Tell you what, this fashion for pre-damaged guitars has been a godsend for clumsy reviewers. You can drop them, bang them against doorframes, spill concentrated sulphuric acid all over them… and when the time comes to send them back, nobody minds!
Now obviously we’re not in the habit of mistreating instruments here at G&B – heavens, no – but you could argue that the trend is a godsend for clumsy owners, too.
Fender first applied the relic tactic to its Mexican-built range with the Road Worn models of two years ago, and now they’ve combined that philosophy with the more modern specs of the Classic Players to come up with the Road Worn Player range, comprising this HSS (humbucker/single/single) model plus a conventional Strat and a Tele with neck humbucker.
This Strat has been given a fairly convincing hammering. Most obvious is the strip of bare alder imitating forearm wear along the top; there are more scrapes and dents all around the body, plus some subtle nibbling around the headstock (do they hire real gerbils to do this?) while the rosewood board has a distinctly faded look.
The gleam of newness has been taken off everything, including the heavily-tarnished saddles and pickup polepieces – except on the bought-in humbucker, although even there Mr Duncan’s name has been scuffed away at the edges. Perhaps the most impressive touch is the edging of the three-ply scratchplate, which is not so much ‘white’ as ‘bottom of a skip’.

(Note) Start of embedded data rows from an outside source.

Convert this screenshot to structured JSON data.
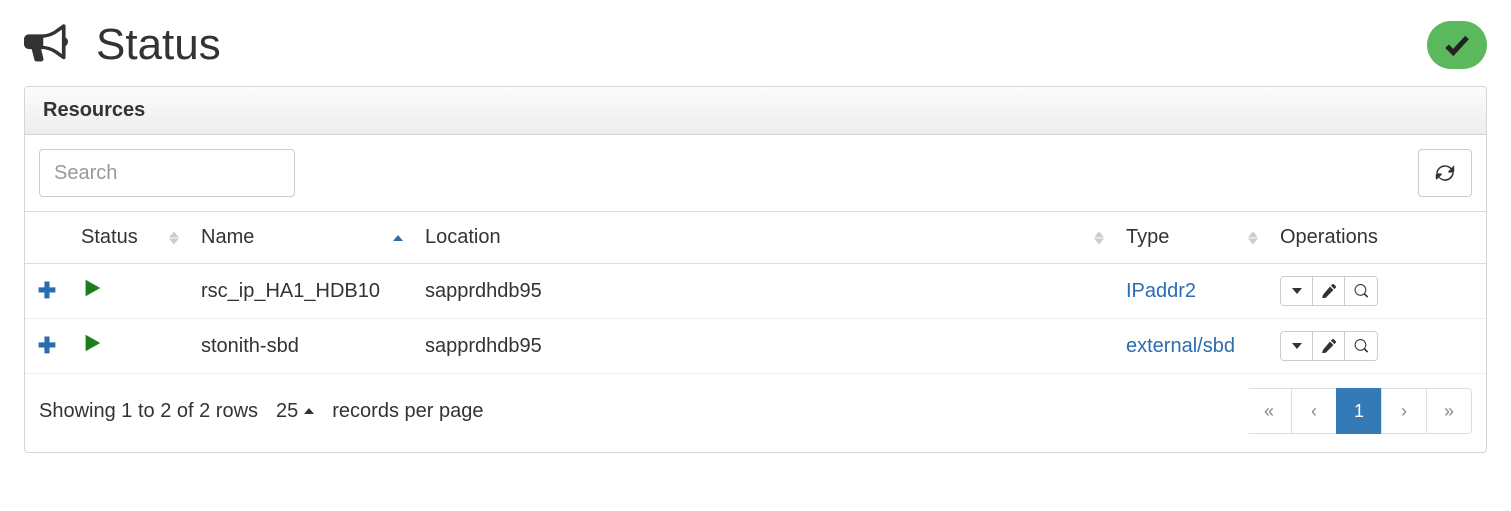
{
  "page": {
    "title": "Status",
    "panel_title": "Resources"
  },
  "toolbar": {
    "search_placeholder": "Search"
  },
  "columns": {
    "status": "Status",
    "name": "Name",
    "location": "Location",
    "type": "Type",
    "operations": "Operations"
  },
  "rows": [
    {
      "name": "rsc_ip_HA1_HDB10",
      "location": "sapprdhdb95",
      "type": "IPaddr2"
    },
    {
      "name": "stonith-sbd",
      "location": "sapprdhdb95",
      "type": "external/sbd"
    }
  ],
  "footer": {
    "showing": "Showing 1 to 2 of 2 rows",
    "page_size": "25",
    "records_label": "records per page"
  },
  "pagination": {
    "first": "«",
    "prev": "‹",
    "current": "1",
    "next": "›",
    "last": "»"
  }
}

The silver/black/rosewood colour combo won’t be to everyone’s taste but this guitar has been well put together, as we’ve now come to expect from Mexican Fenders. Factory action is on the high side, but you wouldn’t want to go much lower with a 9.5" fretboard radius and overall it’s a nice player, with medium jumbo frets on a C-profile neck.

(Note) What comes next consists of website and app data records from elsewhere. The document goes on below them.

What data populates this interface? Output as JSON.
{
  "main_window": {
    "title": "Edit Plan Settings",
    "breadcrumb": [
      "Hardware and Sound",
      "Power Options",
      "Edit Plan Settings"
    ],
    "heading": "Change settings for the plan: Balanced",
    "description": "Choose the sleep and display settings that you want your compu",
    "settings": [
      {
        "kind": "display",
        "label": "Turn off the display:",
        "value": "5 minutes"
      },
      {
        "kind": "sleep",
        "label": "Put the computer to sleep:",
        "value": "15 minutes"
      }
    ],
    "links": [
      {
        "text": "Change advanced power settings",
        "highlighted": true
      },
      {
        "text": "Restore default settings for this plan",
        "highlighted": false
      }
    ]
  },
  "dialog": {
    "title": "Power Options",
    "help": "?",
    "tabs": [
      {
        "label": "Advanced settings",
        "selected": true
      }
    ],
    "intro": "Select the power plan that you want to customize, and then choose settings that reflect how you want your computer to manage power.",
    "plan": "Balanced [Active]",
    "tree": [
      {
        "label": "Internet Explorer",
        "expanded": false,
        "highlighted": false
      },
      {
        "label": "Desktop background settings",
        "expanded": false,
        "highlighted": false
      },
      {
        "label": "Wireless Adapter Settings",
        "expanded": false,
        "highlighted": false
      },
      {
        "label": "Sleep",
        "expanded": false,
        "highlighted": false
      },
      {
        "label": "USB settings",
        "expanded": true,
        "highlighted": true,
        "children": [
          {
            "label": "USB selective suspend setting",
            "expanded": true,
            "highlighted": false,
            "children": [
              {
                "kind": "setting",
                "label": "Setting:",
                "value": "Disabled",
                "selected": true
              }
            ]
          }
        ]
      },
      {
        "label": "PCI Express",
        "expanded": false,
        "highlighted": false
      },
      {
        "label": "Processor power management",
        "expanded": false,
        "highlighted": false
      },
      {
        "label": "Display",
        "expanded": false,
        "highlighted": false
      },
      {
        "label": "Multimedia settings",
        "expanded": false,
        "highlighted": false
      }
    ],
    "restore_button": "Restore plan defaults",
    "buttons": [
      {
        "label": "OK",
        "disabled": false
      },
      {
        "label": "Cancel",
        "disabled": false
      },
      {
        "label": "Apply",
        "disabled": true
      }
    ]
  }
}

Here’s one area where the relic-ing has a direct effect on playability: the poly finish on the back of the neck has been ‘distressed’ to the point where it feels almost rough, and it’s surprisingly nice to play. The joins between worn and unworn areas do look rather abrupt up close, though.

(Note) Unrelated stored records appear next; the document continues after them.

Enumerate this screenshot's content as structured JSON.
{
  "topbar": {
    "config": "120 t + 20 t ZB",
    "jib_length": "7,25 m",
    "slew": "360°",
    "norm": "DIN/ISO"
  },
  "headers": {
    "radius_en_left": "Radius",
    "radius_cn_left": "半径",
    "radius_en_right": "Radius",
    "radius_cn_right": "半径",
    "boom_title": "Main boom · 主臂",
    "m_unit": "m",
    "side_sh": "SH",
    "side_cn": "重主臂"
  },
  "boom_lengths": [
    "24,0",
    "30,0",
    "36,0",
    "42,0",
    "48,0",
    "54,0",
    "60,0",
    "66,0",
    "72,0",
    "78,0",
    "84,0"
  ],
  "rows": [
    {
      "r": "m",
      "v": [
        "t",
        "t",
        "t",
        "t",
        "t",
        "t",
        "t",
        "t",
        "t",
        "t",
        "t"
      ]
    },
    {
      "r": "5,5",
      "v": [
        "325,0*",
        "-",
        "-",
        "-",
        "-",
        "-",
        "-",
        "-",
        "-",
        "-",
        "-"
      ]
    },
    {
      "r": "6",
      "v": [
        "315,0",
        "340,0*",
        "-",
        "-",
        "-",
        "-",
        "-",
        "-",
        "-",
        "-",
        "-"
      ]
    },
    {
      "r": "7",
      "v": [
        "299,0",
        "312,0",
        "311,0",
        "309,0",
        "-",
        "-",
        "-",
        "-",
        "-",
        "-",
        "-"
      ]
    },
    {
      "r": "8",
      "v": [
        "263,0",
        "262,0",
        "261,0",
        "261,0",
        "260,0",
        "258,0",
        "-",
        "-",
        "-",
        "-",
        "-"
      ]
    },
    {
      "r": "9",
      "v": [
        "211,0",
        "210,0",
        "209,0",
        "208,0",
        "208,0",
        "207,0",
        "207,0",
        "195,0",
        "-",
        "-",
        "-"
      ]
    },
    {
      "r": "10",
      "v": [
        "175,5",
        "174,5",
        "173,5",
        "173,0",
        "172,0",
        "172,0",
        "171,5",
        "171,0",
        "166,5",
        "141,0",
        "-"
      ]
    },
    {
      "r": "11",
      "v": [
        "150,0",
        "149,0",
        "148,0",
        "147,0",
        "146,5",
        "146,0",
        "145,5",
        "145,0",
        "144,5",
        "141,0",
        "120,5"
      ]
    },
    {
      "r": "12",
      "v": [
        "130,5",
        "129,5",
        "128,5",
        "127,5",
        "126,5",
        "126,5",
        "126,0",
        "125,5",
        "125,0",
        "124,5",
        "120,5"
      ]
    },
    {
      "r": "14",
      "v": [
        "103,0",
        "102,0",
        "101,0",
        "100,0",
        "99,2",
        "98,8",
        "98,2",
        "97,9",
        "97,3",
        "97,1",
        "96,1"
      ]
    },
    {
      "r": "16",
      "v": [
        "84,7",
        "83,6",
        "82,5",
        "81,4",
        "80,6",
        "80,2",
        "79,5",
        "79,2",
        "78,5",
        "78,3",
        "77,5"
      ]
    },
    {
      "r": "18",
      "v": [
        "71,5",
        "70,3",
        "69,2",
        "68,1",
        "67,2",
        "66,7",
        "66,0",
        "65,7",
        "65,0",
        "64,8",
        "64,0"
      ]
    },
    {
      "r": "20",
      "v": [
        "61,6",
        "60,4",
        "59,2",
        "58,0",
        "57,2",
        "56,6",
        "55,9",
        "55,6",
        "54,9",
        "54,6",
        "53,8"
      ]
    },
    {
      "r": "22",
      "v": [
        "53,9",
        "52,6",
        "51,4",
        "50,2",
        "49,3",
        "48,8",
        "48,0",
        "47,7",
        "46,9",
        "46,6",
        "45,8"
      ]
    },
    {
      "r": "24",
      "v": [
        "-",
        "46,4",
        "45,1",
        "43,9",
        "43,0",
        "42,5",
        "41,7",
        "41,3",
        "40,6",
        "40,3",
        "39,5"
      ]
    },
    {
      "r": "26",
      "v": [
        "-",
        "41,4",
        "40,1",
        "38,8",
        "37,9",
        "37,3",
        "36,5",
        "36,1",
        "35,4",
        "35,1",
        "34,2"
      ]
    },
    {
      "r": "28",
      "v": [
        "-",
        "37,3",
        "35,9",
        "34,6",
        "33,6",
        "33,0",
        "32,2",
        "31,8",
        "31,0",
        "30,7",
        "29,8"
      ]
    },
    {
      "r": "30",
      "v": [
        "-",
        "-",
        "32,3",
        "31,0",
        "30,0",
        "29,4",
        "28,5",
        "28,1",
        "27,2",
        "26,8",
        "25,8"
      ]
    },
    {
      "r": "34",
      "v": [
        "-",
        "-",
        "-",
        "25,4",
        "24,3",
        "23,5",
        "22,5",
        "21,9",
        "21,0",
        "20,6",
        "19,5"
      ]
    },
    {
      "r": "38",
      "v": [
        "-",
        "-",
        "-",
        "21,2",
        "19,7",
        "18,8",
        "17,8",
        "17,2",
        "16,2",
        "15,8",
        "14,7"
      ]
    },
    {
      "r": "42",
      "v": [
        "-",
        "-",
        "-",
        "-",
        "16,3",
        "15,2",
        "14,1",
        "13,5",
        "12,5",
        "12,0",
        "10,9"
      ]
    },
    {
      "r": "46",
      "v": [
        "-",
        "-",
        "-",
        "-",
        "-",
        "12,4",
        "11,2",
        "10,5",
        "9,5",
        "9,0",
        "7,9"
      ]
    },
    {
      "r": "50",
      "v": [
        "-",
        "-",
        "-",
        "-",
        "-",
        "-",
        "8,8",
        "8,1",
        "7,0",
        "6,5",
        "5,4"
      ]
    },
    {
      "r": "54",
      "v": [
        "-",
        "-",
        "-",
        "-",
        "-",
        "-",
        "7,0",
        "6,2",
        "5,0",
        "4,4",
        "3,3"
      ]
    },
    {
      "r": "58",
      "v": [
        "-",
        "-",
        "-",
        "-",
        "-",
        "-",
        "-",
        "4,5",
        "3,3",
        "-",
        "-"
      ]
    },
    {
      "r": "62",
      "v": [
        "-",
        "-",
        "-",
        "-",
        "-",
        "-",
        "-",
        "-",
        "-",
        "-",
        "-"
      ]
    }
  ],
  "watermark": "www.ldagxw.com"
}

Clang! There’s not a lot of warmth in this Strat’s acoustic voice, but plenty of midrange projection; well, you can’t blame Fender for keeping their more sophisticated-sounding timber stocks for the more traditional American models. It doesn’t make this a bad guitar, but it does suggest that ultra-smooth SRV tones might be a struggle.
Plugging into a clean Fender amp and moving through the five pickup settings from neck to bridge, we start with a bright and snappy sound that gets a whole lot more useable once you’ve backed off a notch or three on the tone control.
In position 2 the pick attack can be even more piercing if you’re not careful, but it’s a pleasingly articulate rendering of the familiar out-of-phase cluck. The middle pickup on its own brings more middly aggression into the picture, but now it’s the other tone control that needs to do a bit of taming – and that’s even more true when it’s mixed with the humbucker.
The reason for this becomes clear in position 5: the Seymour Duncan Pearly Gates Plus is one lively puppy. The extra bark is no more than you’d expect from a twin-coil unit, but if anything it’s brighter than the singles too.
This, it seems, is all down to the ‘Plus’. Unlike the standard Alnico II-based Pearly Gates, this Fender-specific version has an Alnico V magnet, which is often associated with a more sparkly output. Based on this frisky fella, we’re not about to argue.
Overall, it’s a disappointingly skinny-sounding guitar for clean chords and picking. Bear in mind, however, that the HSS concept was not invented by an old man playing bluegrass on his porch – this is a rock machine, and should be treated as such. In fact, it doesn’t take a whole heap of distortion to make it feel more at home.
The single-coil tones warm up nicely with a touch of overdrive, and it’s not difficult to keep those spiky overtones in check with the right amp/pedal combination. Sustain is decent, the five settings each have their own distinct voice and playing this thing suddenly becomes a much more rewarding experience. You’re still not going to warp the floorboards with low-end whoomph… but that’s what bass players are for, isn’t it?
Maxing out the gain on a British amp brings more joy, but by now you’ll be really glad of having that humbucker – switch to it once and you’ll likely never persuade yourself to switch back again. It’s loud and proud, and covers everything from power chords to searing solos with effortless grace.
Again, we’re not talking about Les Paul levels of fatness, but in the right context it’s a sound that will work well. Spare a thought also for the vintage-style vibrato, which is no string-flop-capable Floyd Rose but copes with hairy-handed abuse remarkably well for a unit that’s pretty much faithful to the original design of 1954.
Let’s not go through the whole relic debate again. If you think the fake scuffs and dings on this guitar are fundamentally silly, or worry that there’s too much fakery in the music world already, don’t worry – you’ve still got plenty of showroom-friendly gleamers to choose from.
If, on the other hand, you like your mojo ready-mixed, and are looking for an HSS Strat with a lightweight, cutting tone – and you’re ready to pay this kind of cash for a non-USA model – then the Road Worn Player might well be the one.